I like to read the 1-star ratings of a book before buying it. It struck me that most of the 1-star ratings for this book were motivated by the rater's dislike of non- politically correct topics appearing in this book. Finding a thoughtful book that is willing to speak to non-pc topics was appealing to me. This book's treatment of genetic differences between races seemed fair to me, based on cited research. It is not a broad assertion of the superiority of some races compared with others, but rather some specific (minor) genetic differences that have been documented. For purposes of this book, "race" is defined genomically, based on the continent inhabited. The continent of a person can be reliably determined by genetic analysis, so at least this "definition" of race is factually supported. For example, the book states that the malaria parasite, while very ancient, is thought to have become a common disease among people only in the last 10,000 years or so. "... and perhaps within the last 5,000 years or so when slash-and-burn agriculture was introduced into West Africa." Different genetic mutations confering some protection to malaria have arisen in different populations. Of course there is the sickle cell anemia genes that are present in Africa. This book cites 2 variants of a "G6PD" gene that also help resist malaria, one found in African populations and another in the Mediterranean.
Another variation of the "CCR5" gene evolved about 1,300 years ago, according to this book, and occurs in 14% of Swedes, 5% of Mediterraneans, and not elsewhere.
None of this detail is all that interesting in itself, but it does serve to support 2 interesting ideas. There is such a thing as race, which can be identified by genetics, and there are genetic differences between races. Also, humans have continued to evolve, with important new genetic changes having been documented as evolving as recently as a few thousand years ago.
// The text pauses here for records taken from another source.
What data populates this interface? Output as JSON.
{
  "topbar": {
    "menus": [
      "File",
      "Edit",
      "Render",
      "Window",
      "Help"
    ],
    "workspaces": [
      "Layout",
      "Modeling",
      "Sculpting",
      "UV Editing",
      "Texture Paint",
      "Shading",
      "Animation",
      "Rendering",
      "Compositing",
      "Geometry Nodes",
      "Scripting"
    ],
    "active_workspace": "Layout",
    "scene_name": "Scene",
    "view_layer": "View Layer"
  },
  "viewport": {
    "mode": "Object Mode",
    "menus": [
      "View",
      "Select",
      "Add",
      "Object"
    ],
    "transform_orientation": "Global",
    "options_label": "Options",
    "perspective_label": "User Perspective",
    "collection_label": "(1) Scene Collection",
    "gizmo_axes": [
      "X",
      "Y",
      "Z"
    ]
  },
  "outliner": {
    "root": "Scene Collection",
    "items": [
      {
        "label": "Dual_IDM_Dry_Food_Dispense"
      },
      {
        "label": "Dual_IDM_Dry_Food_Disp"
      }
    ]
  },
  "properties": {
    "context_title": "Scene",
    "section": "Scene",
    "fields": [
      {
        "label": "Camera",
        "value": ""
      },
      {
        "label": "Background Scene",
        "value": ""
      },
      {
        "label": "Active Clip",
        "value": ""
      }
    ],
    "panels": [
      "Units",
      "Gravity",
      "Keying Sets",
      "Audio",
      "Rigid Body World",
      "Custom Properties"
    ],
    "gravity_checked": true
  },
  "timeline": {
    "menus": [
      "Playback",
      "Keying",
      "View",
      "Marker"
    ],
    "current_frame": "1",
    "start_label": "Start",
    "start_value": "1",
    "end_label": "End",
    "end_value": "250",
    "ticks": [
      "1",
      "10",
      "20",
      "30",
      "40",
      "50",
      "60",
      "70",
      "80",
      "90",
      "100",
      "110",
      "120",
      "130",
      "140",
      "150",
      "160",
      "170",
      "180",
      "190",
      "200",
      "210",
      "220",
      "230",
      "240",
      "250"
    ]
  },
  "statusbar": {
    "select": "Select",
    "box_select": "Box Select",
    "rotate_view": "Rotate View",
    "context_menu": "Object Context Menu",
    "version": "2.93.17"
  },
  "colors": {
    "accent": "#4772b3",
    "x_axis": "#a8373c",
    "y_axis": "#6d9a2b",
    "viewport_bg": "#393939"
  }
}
This book stands up very well to those criteria. It deals with pre-human and human pre-history and the biology that made lfe as we know it possible. The book is an excellent review, no surprise revelations. Take time to follow up on some of the references. It was reccommended to me by a Grandson entering 12th grade.
My only criticism, besides the sometimes dryness of the content, is his unexplained revulsion of the eugenics policies of the United States at the beginning of the 20th century. Other than that, based on the interest in the subject sparked by this book I am looking forward to indulging in a few more titles by Nicholas Wade.